According to two officials briefed on the talks, at least one board member raised the possibility of presenting a "take it or leave it proposal" to Greece.

However, IMF staff said they still did not have enough data from Greek authorities to put together such a plan.

A similar tactic was used in March 2013, when the Cypriot government was presented with a severe bailout plan and told it must agree or lose ECB support for its failing banking sector.

The idea of a "Cyprus-like" presentation to Greek authorities has gained traction among some eurozone finance ministers, according to one official involved in the talks.

Read MoreGreek PM takes 'command' of reform talks: Sources

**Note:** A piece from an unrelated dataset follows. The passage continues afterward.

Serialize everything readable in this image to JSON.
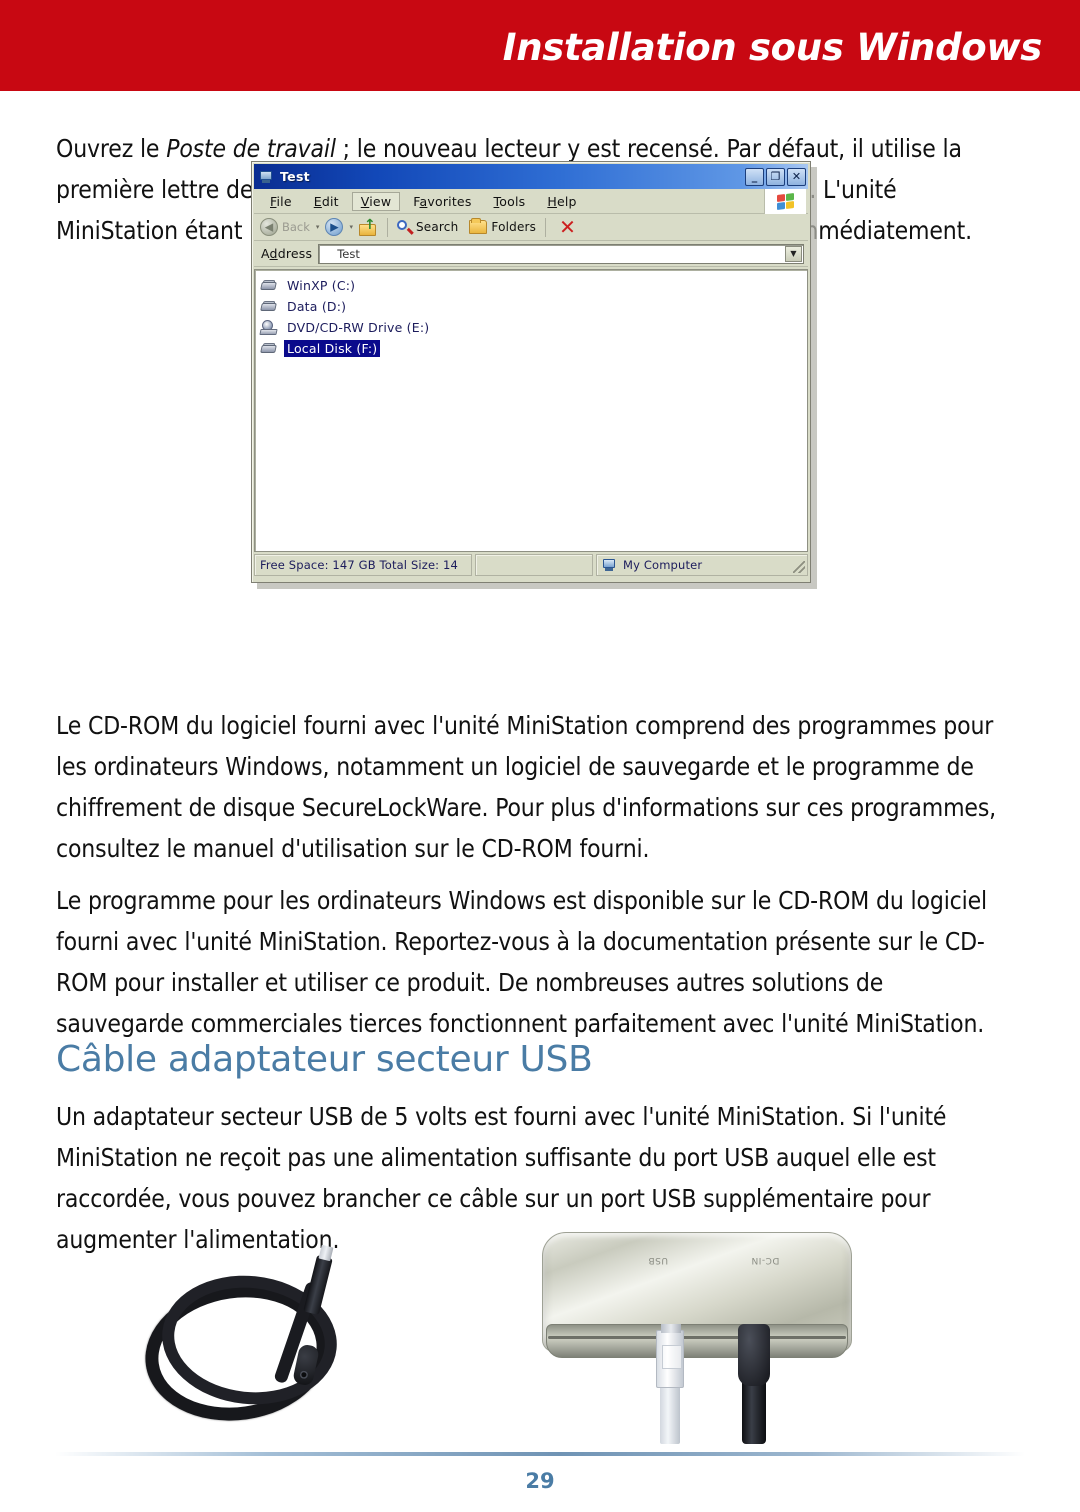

The official noted that the recent public backing by Wolfgang Schäuble, Germany's finance minister, for a Greek referendum fits into such a scheme. Under this scenario, Mr Tsipras would take the bailout ultimatum to a nationwide vote for approval.

However, another official involved in the talks cautioned that a "take it or leave it" approach remained only one of many ideas being discussed informally as a way to finalise an agreement.

Additional reporting by Kerin Hope in Athens